Website and app data records
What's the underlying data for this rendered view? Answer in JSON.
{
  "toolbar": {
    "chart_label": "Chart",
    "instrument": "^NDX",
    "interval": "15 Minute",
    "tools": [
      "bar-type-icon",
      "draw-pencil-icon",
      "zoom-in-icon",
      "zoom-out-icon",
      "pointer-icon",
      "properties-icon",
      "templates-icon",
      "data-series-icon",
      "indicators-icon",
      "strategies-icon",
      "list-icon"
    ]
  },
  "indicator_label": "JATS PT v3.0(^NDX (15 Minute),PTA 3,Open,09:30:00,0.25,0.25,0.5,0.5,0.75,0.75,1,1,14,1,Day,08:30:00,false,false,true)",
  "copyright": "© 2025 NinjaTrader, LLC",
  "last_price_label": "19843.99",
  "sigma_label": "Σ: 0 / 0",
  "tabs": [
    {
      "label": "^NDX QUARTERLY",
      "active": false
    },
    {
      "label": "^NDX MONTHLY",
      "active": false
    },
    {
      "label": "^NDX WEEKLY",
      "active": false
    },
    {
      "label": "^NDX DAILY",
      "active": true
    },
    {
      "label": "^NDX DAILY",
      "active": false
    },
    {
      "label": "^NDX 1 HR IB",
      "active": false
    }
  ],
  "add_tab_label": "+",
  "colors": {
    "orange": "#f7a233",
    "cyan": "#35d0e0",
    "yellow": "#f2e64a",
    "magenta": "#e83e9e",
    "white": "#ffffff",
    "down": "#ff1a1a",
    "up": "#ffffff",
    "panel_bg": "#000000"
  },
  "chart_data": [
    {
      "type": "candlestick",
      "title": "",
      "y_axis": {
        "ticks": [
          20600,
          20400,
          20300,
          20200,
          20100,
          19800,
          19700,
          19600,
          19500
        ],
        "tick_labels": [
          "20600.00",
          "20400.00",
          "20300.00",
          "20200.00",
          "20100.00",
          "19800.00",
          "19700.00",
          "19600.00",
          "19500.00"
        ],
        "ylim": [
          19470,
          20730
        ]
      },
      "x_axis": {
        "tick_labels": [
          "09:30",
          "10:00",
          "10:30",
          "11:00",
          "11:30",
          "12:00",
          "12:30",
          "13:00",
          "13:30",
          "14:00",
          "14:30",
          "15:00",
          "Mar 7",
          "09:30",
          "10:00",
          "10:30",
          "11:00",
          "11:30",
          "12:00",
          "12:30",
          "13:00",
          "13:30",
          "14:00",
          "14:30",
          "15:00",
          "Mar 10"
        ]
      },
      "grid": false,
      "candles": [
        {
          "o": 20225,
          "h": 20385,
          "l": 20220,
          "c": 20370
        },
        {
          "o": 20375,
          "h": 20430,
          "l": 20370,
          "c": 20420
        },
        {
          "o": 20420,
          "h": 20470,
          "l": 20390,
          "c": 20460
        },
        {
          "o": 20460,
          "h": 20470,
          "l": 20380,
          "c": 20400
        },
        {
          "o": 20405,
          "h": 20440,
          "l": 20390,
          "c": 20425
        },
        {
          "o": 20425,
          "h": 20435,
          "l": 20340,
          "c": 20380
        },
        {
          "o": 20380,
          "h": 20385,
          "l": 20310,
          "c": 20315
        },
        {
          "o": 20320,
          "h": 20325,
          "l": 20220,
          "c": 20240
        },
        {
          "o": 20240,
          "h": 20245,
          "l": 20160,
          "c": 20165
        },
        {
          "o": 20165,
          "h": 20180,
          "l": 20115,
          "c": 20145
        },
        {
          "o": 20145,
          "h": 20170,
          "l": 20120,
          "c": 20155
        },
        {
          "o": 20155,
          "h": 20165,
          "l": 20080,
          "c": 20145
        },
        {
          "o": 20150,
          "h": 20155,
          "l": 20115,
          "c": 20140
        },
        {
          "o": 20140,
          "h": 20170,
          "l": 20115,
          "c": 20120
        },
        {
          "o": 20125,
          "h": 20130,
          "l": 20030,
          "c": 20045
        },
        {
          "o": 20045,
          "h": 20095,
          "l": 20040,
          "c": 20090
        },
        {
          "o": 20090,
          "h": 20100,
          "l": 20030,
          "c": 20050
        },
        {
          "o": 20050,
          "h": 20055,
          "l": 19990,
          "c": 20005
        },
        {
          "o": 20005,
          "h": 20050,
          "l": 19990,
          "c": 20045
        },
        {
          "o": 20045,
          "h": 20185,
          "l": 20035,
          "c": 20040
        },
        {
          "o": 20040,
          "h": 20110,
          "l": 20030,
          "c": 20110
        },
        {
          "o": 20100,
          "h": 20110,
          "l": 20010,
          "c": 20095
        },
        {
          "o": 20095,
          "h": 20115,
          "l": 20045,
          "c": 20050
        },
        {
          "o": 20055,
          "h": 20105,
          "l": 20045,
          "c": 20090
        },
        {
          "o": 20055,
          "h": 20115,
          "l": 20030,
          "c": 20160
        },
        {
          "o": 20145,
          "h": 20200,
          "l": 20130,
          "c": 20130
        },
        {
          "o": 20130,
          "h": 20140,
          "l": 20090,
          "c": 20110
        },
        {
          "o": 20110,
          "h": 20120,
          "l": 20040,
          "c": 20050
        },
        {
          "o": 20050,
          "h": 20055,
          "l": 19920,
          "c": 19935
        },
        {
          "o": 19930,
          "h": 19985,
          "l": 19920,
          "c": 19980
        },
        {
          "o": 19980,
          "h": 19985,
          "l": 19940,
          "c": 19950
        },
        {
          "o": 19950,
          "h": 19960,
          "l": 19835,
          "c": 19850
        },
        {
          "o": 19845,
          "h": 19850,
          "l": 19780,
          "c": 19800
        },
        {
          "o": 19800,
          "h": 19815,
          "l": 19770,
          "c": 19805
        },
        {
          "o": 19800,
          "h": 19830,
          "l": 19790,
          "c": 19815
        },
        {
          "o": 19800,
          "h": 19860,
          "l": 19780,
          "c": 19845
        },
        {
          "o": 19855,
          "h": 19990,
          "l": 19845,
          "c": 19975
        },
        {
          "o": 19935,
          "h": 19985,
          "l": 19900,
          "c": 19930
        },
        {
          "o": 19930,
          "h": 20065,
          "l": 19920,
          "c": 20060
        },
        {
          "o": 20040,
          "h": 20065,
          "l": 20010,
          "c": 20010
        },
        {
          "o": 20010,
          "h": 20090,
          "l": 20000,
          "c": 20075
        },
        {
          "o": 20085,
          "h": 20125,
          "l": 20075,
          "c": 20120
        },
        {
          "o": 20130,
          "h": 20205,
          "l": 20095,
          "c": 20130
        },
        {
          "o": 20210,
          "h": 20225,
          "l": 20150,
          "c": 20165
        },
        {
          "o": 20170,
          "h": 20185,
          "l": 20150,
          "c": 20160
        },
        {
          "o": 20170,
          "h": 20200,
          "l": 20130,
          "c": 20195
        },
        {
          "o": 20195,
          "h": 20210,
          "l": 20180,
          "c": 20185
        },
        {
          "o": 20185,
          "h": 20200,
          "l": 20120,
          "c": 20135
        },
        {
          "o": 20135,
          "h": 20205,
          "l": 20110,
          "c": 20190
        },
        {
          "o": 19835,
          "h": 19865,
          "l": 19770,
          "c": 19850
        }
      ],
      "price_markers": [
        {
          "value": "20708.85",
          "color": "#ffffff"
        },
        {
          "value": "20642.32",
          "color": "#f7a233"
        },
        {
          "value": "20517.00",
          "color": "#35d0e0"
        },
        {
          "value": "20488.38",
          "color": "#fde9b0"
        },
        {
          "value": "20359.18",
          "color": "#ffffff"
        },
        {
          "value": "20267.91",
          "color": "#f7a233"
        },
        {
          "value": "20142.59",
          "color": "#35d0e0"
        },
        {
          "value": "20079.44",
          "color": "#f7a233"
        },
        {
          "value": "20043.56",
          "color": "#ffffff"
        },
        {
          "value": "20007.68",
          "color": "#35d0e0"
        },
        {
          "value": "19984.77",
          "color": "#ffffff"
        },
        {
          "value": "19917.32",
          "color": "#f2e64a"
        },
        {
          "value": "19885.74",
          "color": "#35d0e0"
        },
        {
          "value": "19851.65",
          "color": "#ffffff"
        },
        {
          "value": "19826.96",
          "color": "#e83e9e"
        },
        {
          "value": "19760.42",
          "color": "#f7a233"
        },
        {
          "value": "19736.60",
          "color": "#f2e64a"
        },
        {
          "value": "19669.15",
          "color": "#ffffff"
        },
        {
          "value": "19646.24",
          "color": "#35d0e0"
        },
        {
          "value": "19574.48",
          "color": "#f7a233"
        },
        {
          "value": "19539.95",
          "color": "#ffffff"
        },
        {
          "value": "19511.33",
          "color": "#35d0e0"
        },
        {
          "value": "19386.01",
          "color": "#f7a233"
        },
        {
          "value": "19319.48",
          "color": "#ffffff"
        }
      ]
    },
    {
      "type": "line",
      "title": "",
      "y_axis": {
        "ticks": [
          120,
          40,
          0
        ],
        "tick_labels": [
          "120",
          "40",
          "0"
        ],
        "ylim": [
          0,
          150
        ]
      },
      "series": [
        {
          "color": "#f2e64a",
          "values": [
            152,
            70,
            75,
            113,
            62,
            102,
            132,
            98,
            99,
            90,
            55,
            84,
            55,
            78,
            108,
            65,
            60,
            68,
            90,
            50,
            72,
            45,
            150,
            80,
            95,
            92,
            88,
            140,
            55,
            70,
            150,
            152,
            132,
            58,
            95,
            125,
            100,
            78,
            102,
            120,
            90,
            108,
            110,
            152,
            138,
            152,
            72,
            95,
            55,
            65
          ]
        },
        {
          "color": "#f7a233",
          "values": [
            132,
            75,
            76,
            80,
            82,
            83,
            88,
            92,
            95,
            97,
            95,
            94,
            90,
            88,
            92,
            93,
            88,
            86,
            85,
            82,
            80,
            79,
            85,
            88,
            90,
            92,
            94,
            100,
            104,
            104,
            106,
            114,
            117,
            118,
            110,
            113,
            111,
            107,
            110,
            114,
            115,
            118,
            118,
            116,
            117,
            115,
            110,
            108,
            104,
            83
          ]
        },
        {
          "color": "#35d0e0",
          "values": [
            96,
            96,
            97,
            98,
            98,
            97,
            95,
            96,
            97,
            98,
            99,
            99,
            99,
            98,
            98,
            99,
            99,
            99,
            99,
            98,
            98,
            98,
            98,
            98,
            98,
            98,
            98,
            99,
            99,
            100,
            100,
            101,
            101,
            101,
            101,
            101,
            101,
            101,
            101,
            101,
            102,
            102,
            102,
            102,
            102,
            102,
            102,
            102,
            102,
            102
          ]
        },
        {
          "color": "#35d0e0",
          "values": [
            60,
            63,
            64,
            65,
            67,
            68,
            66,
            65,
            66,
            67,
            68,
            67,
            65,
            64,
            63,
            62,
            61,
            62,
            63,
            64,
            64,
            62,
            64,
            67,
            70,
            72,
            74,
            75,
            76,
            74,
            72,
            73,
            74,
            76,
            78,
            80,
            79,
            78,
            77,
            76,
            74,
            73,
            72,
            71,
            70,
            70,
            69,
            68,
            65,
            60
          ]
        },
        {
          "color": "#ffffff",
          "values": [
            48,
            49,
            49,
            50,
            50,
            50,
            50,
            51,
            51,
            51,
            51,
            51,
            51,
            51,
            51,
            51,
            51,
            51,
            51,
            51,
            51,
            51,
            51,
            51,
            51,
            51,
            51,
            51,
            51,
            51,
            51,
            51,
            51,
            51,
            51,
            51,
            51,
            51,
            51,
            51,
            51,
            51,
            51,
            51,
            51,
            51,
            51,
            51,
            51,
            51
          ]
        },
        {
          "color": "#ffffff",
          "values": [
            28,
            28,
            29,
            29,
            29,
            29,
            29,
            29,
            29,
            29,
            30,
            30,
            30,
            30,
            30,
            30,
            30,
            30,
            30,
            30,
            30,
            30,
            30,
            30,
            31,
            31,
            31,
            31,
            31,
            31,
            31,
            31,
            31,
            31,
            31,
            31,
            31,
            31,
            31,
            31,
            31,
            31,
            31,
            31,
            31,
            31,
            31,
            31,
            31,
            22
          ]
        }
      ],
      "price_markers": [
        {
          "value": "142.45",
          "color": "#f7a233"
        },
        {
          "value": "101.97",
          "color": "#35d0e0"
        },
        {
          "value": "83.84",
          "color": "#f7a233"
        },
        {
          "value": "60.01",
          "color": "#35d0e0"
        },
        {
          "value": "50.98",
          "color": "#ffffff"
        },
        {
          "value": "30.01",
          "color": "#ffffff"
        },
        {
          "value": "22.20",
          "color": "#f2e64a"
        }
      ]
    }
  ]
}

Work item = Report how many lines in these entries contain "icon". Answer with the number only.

Solved exercise = 11